Express Entry’s targeted occupations: How many trades workers does Canada need?
Express Entry category-based draws were introduced earlier in 2023 by the Canadian federal government as a means of leveraging immigration to address labour market gaps in five specific occupational categories*.
*2023 Express Entry categories include healthcare; science, technology, engineering and mathematics (STEM); transport; trades; and agriculture/agri-food.
To aid key employment sectors with some of the largest labour market gaps in this country, IRCC introduced category-based selection draws for Express Entry earlier this year.
The first-ever category-based draw for Express Entry took place on June 28 and – as of the time of writing – there have been four more category-based draws for these five occupational groups since then.
Note: The primary difference between “standard” Express Entry draws and the new category-based draws is the emphasis placed on a candidate’s Comprehensive Ranking System (CRS) scores. While standard draws use CRS scores as their primary way of ranking candidates, the newer draws prioritize candidates with specific work experience.
Why trades were chosen as a targeted Express Entry category
According to Employment and Social Development Canada (ESDC), “skilled trades are in high demand, rewarding and essential to communities across Canada.” Further, ESDC projects that, to meet nationwide demand for skilled trades work, more than 256,000 new apprentices “are needed over the next five years.”

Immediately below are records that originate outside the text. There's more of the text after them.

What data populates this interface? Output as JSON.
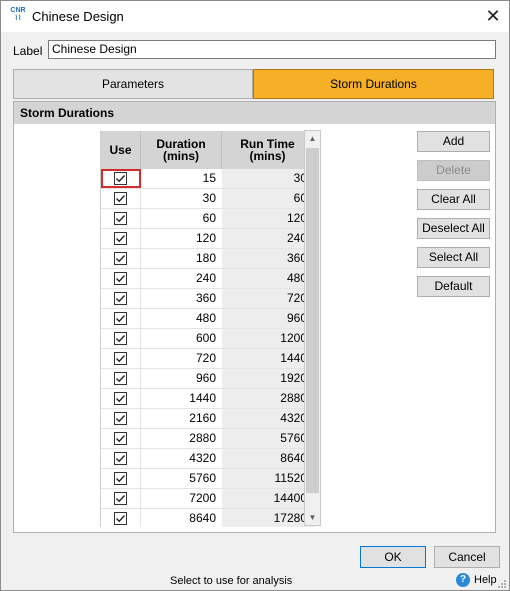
{
  "window": {
    "title": "Chinese Design",
    "app_icon_text": "CNR"
  },
  "label_field": {
    "label": "Label",
    "value": "Chinese Design"
  },
  "tabs": [
    {
      "label": "Parameters",
      "active": false
    },
    {
      "label": "Storm Durations",
      "active": true
    }
  ],
  "group": {
    "title": "Storm Durations"
  },
  "grid": {
    "columns": {
      "use": "Use",
      "duration": "Duration\n(mins)",
      "run_time": "Run Time\n(mins)"
    },
    "rows": [
      {
        "use": true,
        "duration": "15",
        "run_time": "30"
      },
      {
        "use": true,
        "duration": "30",
        "run_time": "60"
      },
      {
        "use": true,
        "duration": "60",
        "run_time": "120"
      },
      {
        "use": true,
        "duration": "120",
        "run_time": "240"
      },
      {
        "use": true,
        "duration": "180",
        "run_time": "360"
      },
      {
        "use": true,
        "duration": "240",
        "run_time": "480"
      },
      {
        "use": true,
        "duration": "360",
        "run_time": "720"
      },
      {
        "use": true,
        "duration": "480",
        "run_time": "960"
      },
      {
        "use": true,
        "duration": "600",
        "run_time": "1200"
      },
      {
        "use": true,
        "duration": "720",
        "run_time": "1440"
      },
      {
        "use": true,
        "duration": "960",
        "run_time": "1920"
      },
      {
        "use": true,
        "duration": "1440",
        "run_time": "2880"
      },
      {
        "use": true,
        "duration": "2160",
        "run_time": "4320"
      },
      {
        "use": true,
        "duration": "2880",
        "run_time": "5760"
      },
      {
        "use": true,
        "duration": "4320",
        "run_time": "8640"
      },
      {
        "use": true,
        "duration": "5760",
        "run_time": "11520"
      },
      {
        "use": true,
        "duration": "7200",
        "run_time": "14400"
      },
      {
        "use": true,
        "duration": "8640",
        "run_time": "17280"
      }
    ]
  },
  "side_buttons": {
    "add": "Add",
    "delete": "Delete",
    "clear_all": "Clear All",
    "deselect_all": "Deselect All",
    "select_all": "Select All",
    "default": "Default"
  },
  "footer": {
    "ok": "OK",
    "cancel": "Cancel",
    "status": "Select to use for analysis",
    "help": "Help"
  },
  "colors": {
    "active_tab": "#f5b027",
    "selection_outline": "#d42b2b",
    "help_icon": "#2a8ad8"
  }
}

In addition, according to a Government of Canada news release from August this year, “the Canadian Apprenticeship Forum estimates that over 122,000 new journeypersons will be required to sustain workforce certification across Red Seal trades in Canada” between 2022 and 2026.

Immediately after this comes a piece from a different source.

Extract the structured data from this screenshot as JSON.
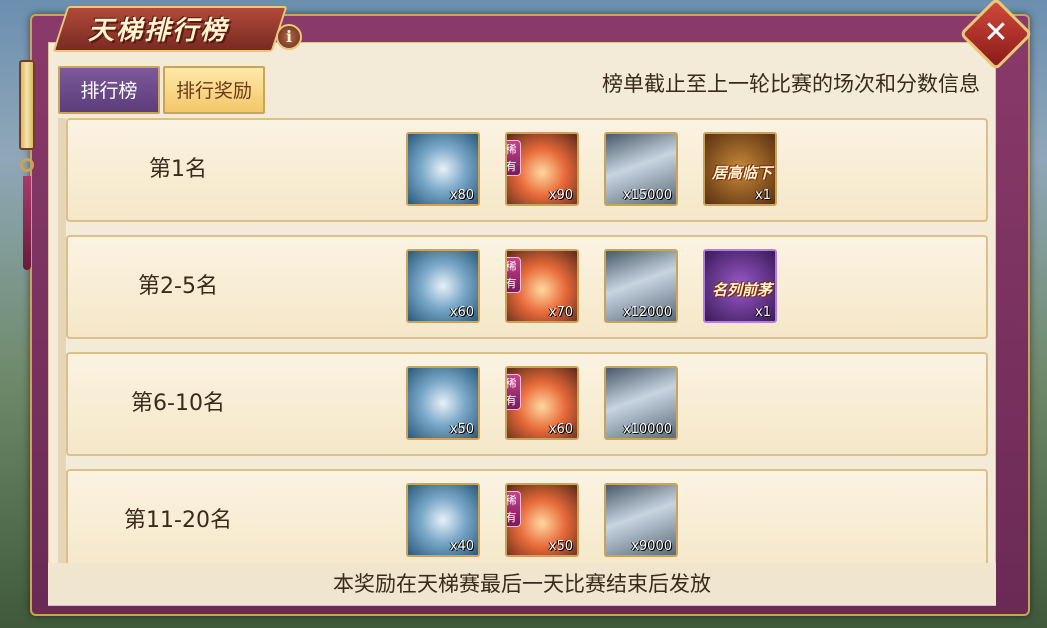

Note: The Red Seal is a program that develops standards and exams for Red Seal trades. A tradesperson who passes the Red Seal exam receives a Red Seal endorsement, which is proof that a tradesperson has met the national standard in their trade.
Taken together, these projections and estimates validate why the Canadian government has chosen to emphasize the immigration of candidates with work experience in trade occupations through category-based draws this year.

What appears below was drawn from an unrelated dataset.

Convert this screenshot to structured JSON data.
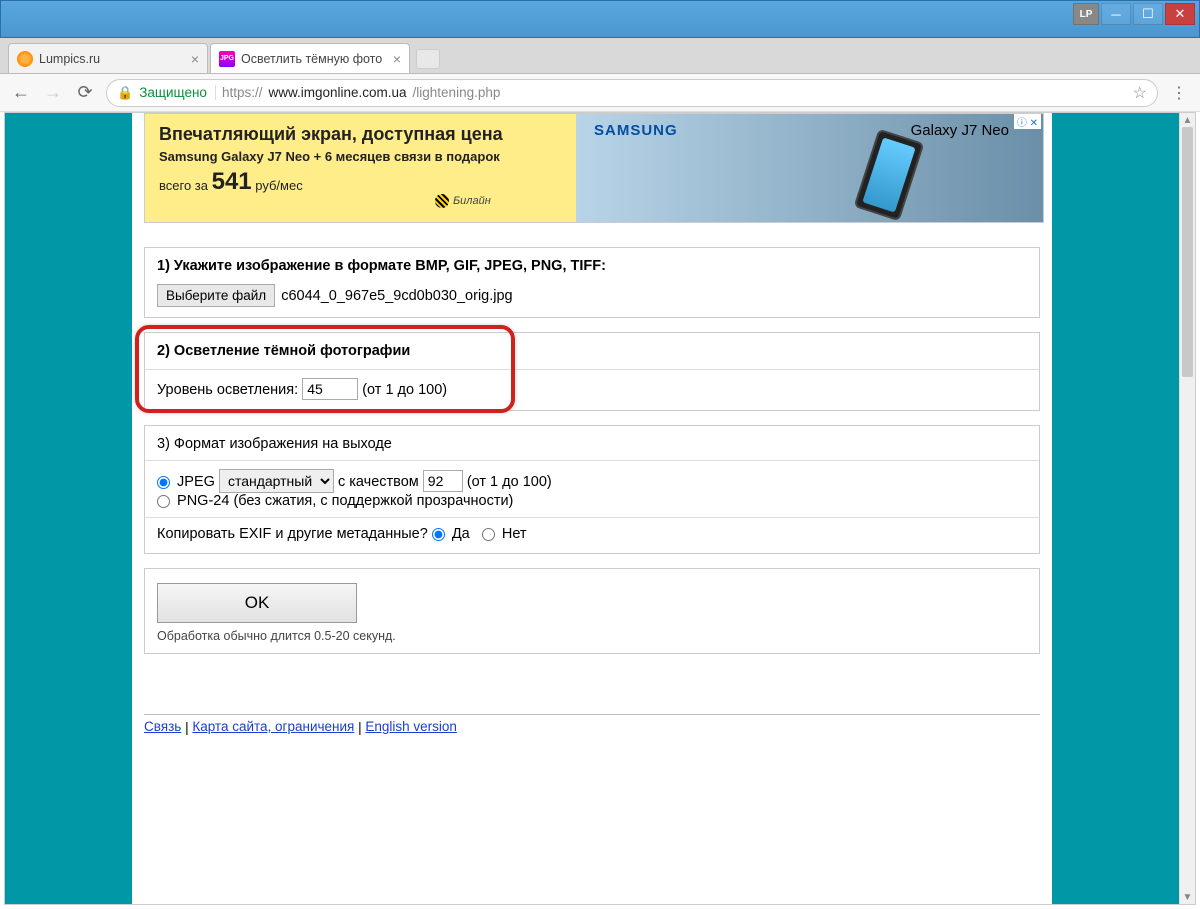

How many trades workers does Canada need?
On top of the demand projections above, courtesy of the ESDC and the Canadian Apprenticeship Forum, BuildForce Canada estimates that the construction industry across Canada must recruit 299,200 new workers by 2032. This projection is driven by the fact that 20% of the 2022 labour force in this field (245,100 workers) is expected to retire soon.
Additionally, ESDC operates an online tool called the Canadian Occupational Projection System (COPS). According to this tool, when looking at the occupational outlook for “trades helpers and labourers”, job openings are projected to grow by nearly 20,000 between 2022 and 2031.
More specifically, the following outlines exactly how four different factors are expected to contribute to new job openings within this occupational group over the coming years.
- 3,400 (17%) of job openings will be due to “expansion demand”
- 11,800 (60%) of job openings will be created due to “retirements”
- 1,800 (9%) of job openings will be due to “other replacement demand”
- 2,600 (13%) of job openings will be due to “emigration”
Cumulatively, these figures signal that Canada will require thousands of new workers in skilled trade occupations to work towards correcting this industry’s labour shortages.
What opportunity does this present for prospective immigrants to Canada?
According to the 2022 year-end Express Entry report, immigration candidates with experience in trades occupations were among the top recipients of Invitations to Apply (ITAs) for permanent residence in Canada last year.
Specifically, Cooks were among the top 15 primary occupations of Canadian immigrants who received an ITA in 2022. This continues a trend from 2021. That year, people in this occupation were among the top five ITA recipients by primary occupation.
This can be seen as an indication, even prior to the introduction of category-based draws, that the federal government was aiming to welcome immigrants to this country who are able to fill labour market gaps in the skilled trades.
Add to this a poignant quote from last year by Ahmed Hussen, Canada’s Minister of Housing and Diversity and Inclusion until July 2023, which further highlights the existence of significant employment opportunities for Canadian immigrants in the trades industry.
Hussen said, referencing the need for skilled immigrants to aid Canada’s housing crisis, “we actually need more people, skilled immigrants, to also help us in the building trades and the construction sector of our economy. We need those workers to actually come in and help us build the housing that Canadians need.”
Appropriately, this provides reason to believe that prospective Canadian immigrants with recent employment experience in skilled trades may be able to establish meaningful careers if they come to this country through category-based Express Entry draws for trade occupations.
History of trades Express Entry draws to date
To date, IRCC has issued one round of invitations specifically for eligible Express Entry candidates with recent work experience in trades occupations.
This draw took place on August 3, when 1,500 immigration candidates with work experience in the trades were invited to apply for permanent residence in Canada. Candidates in this draw had to have a minimum CRS of 388 to be considered.
Just days before this Trades category-based draw, data obtained from IRCC by the Globe and Mail noted that category-based draws for those with experience working in trades occupations would add up to “three to four” percent of all ITAs issued under Express Entry for the rest of this calendar year.
Click here to view the results of every Express Entry draw conducted by IRCC. The hyperlinked page will be updated anytime a new draw occurs.